• assess the consequences to their careers – they could receive a four-year ban – before making a decision to use supplements.
However, supplement risks can be reduced by:
• undertaking thorough internet research
• only using batch-tested products
• checking on Informed-Sport (which is a risk minimisation programme) that the supplement has been batch tested
Apply for a Therapeutic Use Exemption
Athletes who need to use a banned substance or method to treat a genuine medical condition, and there are no reasonable alternatives, may have to apply for a Therapeutic Use Exemption (TUE).
• International-level athletes (as defined by the IWRF) need to apply to the IWRF for a TUE, and can do this through the GBWR WCPP
• Athletes competing at National level only need to apply to UKAD for a TUE, and can do so directly
Athletes who have an existing TUE issued by UKAD do not need to reapply for a new TUE when becoming an International-Level Athlete. They should provide the IWRF with a copy of their TUE to ensure it is recognised.

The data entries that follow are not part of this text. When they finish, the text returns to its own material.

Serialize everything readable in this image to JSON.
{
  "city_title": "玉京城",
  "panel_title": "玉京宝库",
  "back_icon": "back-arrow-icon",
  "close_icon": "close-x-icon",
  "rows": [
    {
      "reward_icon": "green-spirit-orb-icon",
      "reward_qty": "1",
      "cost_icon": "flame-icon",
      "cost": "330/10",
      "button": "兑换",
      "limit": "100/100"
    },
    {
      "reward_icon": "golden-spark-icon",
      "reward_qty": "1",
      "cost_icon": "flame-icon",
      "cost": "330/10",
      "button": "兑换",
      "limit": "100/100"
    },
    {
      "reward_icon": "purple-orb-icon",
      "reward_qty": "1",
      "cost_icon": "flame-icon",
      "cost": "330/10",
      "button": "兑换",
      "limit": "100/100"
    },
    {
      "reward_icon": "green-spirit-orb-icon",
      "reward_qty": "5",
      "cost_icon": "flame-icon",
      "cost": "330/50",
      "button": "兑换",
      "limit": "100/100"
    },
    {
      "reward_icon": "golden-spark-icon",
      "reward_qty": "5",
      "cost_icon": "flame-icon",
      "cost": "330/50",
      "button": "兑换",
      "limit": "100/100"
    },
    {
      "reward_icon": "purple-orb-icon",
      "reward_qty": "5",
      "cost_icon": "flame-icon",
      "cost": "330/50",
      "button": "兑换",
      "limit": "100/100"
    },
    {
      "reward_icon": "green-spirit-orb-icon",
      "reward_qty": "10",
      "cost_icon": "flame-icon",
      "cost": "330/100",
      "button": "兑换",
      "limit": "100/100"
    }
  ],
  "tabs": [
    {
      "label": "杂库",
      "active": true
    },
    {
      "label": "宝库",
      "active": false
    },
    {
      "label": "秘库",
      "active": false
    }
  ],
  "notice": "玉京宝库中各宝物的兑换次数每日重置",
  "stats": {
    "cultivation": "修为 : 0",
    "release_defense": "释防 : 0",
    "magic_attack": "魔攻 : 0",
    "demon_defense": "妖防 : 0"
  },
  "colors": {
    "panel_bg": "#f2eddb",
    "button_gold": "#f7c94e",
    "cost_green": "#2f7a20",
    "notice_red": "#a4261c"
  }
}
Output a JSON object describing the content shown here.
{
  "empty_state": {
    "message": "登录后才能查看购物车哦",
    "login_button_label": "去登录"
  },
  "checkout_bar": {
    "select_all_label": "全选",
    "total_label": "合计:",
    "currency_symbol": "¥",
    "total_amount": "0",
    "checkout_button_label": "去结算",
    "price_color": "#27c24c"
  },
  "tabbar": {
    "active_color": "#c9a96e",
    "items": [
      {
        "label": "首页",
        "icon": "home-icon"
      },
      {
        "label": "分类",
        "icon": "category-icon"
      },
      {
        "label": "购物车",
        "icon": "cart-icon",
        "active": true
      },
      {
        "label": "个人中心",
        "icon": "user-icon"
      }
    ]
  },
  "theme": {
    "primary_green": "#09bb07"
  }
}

Athletes listed under the ‘National’ category for their sport must apply for their TUE in advance of competing. The ‘National’ category for TUEs is defined by UKAD by sport and can be found on UKAD’s website. Only in an emergency situation or where there will be a severe impact on health should treatment begin without the necessary approval.
You can find out more about whether you need a TUE and how to apply for one (including emergency TUEs) on the UKAD website.

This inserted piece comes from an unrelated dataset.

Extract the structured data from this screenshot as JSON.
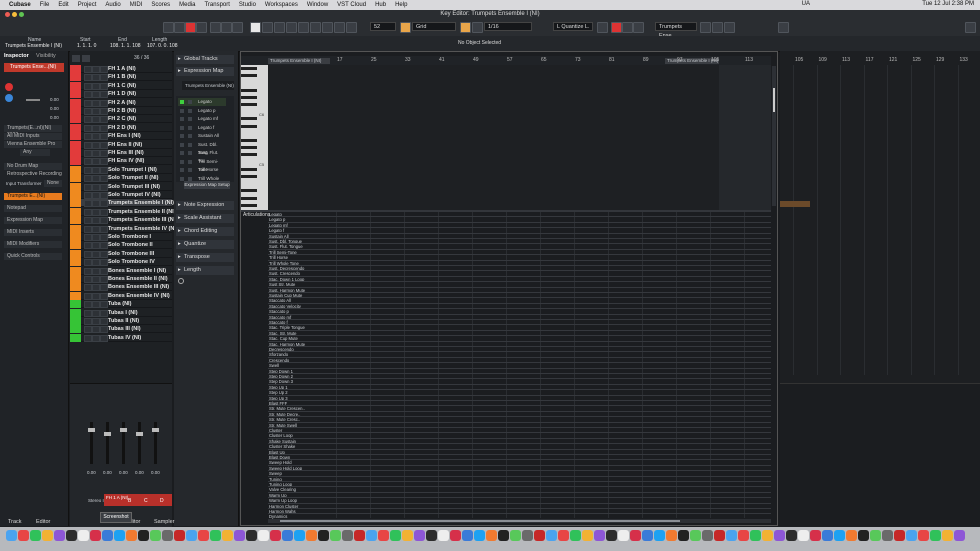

Understand What Happens in a Test (Doping Control)
Athletes should feel prepared and know their rights and responsibilities when they are notified to be tested by a Chaperone or Doping Control Officer. When selected for testing, athletes should take a representative with them to the Doping Control Station.

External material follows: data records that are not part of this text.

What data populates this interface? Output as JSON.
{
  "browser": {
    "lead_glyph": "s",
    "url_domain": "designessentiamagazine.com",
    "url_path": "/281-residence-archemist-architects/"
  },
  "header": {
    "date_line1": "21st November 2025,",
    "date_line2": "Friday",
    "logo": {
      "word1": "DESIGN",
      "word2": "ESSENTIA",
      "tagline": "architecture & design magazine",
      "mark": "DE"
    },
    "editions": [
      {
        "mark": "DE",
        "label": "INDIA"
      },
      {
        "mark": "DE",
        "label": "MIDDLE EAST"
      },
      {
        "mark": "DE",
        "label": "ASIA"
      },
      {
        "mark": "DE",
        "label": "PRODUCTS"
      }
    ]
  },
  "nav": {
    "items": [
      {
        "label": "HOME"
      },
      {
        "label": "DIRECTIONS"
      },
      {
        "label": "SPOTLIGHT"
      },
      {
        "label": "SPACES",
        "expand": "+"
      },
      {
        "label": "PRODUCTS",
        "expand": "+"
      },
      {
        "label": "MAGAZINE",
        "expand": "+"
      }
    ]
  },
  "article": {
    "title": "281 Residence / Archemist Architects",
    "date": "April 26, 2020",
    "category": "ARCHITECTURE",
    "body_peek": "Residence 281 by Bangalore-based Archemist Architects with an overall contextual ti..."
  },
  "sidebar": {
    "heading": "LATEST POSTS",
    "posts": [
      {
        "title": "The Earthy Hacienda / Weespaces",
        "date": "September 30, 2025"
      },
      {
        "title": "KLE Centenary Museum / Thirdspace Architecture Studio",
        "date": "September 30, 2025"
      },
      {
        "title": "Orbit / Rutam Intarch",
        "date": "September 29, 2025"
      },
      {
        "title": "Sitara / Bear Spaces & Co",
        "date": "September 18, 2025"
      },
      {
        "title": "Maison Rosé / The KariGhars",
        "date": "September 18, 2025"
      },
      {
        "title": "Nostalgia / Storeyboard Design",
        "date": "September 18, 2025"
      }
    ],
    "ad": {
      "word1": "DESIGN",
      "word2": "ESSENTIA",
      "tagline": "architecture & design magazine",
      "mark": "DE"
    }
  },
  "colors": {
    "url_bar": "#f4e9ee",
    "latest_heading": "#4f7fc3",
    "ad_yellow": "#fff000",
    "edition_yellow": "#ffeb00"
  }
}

A urine test will follow these main steps:
- Reporting to Doping Control Station
- Providing a sample
- Recording and certifying sample information
If you use a catheter please see the IPC position statement on the use of catheters in doping control.
UK Anti-Doping recommends that athletes follow their normal hydration routines if selected for testing.
Athletes need to be prepared to provide details of any substances they have taken – this needs to be written on the Doping Control form. Athletes should report any concerns they have about the process or the equipment on the Doping Control form.
Athletes can find out more about testing, including their rights and responsibilities, in the Athlete Zone or by downloading the Clean Sport App from their app store.
Know Where to Look for Support and Advice
Please do not hesitate to ask questions about the anti-doping rules. As well as asking GBWR coaches and athlete support personnel, you may also contact UKAD directly, who will be able to answer any questions and provide guidance.
Help Keep Sport Clean
We all have a responsibility to report doping in sport and help keep it clean. A 24-hour dedicated phone line, hosted by Crimestoppers, is ready to take your call if you have any suspicions or concerns about incidences of doping in sport. You can provide information in complete confidence by calling 08000 32 23 32 or via a secure website. All information is passed securely to UKAD’s intelligence unit for investigation.
Useful Links and Resources
100% me Elite Athlete Clean Sport App for Smartphones
For essential anti-doping information download the Clean Sport App from iTunes or Google Play – the sport specific or the generic version.
Check Your Medications on Global DRO
Remember to check all medications on Global DRO, where you can search by ingredients or brand name.
Assess the Risk of Supplements on Informed Sport
You can find information on supplements and ways of reducing the risks on Informed Sport.
Register with UK Anti-Doping
Visit UKAD’s website and register to keep up to date with the latest news.
For More Information from UKAD:
• Visit www.100percentme.co.uk if you’re an athlete
• Visit www.ukad.org.uk/coaches if you’re a coach
• Visit www.ukad.org.uk/support-personnel if you’re Athlete Support Personnel
• Visit www.ukad.org.uk/parents if you’re a parent
• Have your say on Twitter @UKAntiDoping
• For further information please contact UKAD at firstname.lastname@example.org or +44 (0) 207 842 3450.